# About this exercise
The lines to copy are those holding the string "JSON" in the entries below.

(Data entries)
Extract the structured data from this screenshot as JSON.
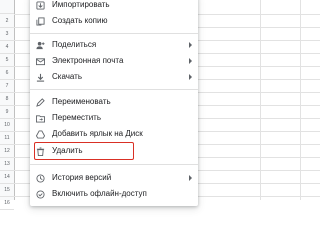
{
  "sheet": {
    "row_numbers": [
      "",
      "2",
      "3",
      "4",
      "5",
      "6",
      "7",
      "8",
      "9",
      "10",
      "11",
      "12",
      "13",
      "14",
      "15",
      "16"
    ]
  },
  "menu": {
    "items": [
      {
        "label": "Импортировать",
        "icon": "import-icon",
        "submenu": false
      },
      {
        "label": "Создать копию",
        "icon": "copy-icon",
        "submenu": false
      },
      {
        "label": "Поделиться",
        "icon": "share-person-add-icon",
        "submenu": true
      },
      {
        "label": "Электронная почта",
        "icon": "email-icon",
        "submenu": true
      },
      {
        "label": "Скачать",
        "icon": "download-icon",
        "submenu": true
      },
      {
        "label": "Переименовать",
        "icon": "rename-icon",
        "submenu": false
      },
      {
        "label": "Переместить",
        "icon": "move-folder-icon",
        "submenu": false
      },
      {
        "label": "Добавить ярлык на Диск",
        "icon": "drive-shortcut-icon",
        "submenu": false
      },
      {
        "label": "Удалить",
        "icon": "trash-icon",
        "submenu": false
      },
      {
        "label": "История версий",
        "icon": "history-icon",
        "submenu": true
      },
      {
        "label": "Включить офлайн-доступ",
        "icon": "offline-icon",
        "submenu": false
      }
    ],
    "highlight_color": "#d93025"
  }
}
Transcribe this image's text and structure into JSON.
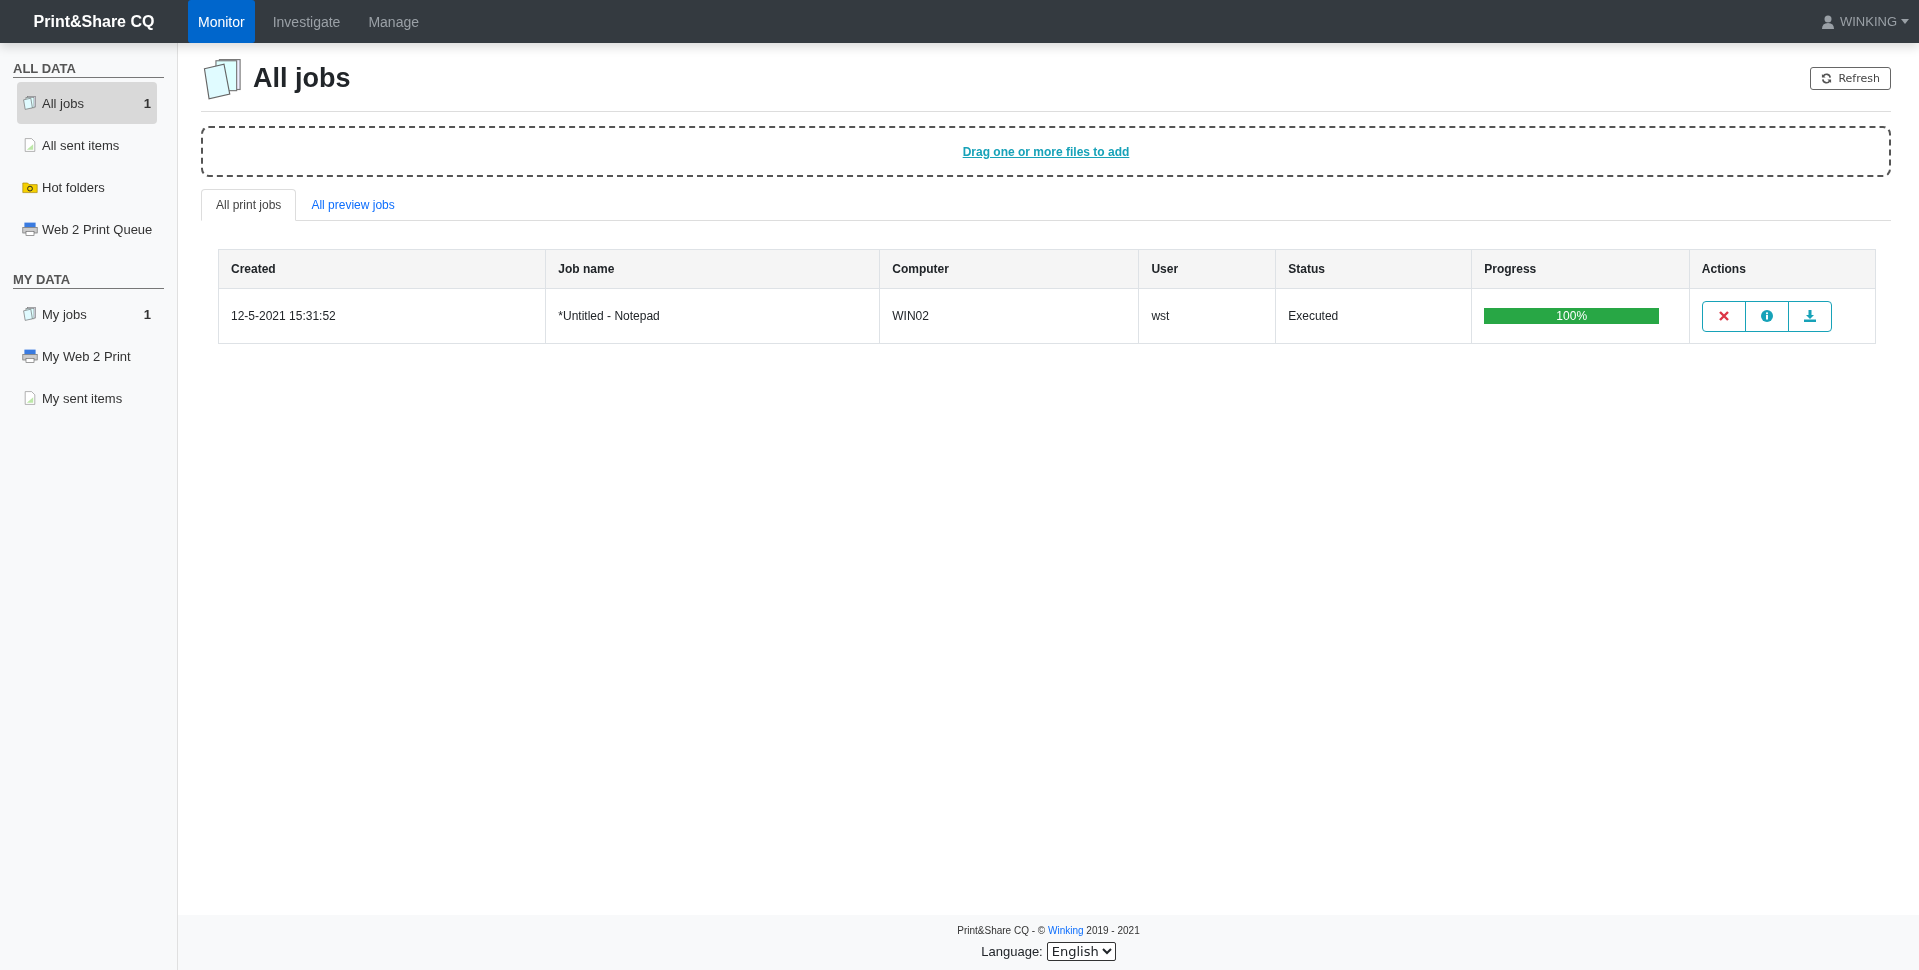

# Result of this exercise
Extract the structured data from this screenshot as JSON.
Transcribe this image's text and structure into JSON.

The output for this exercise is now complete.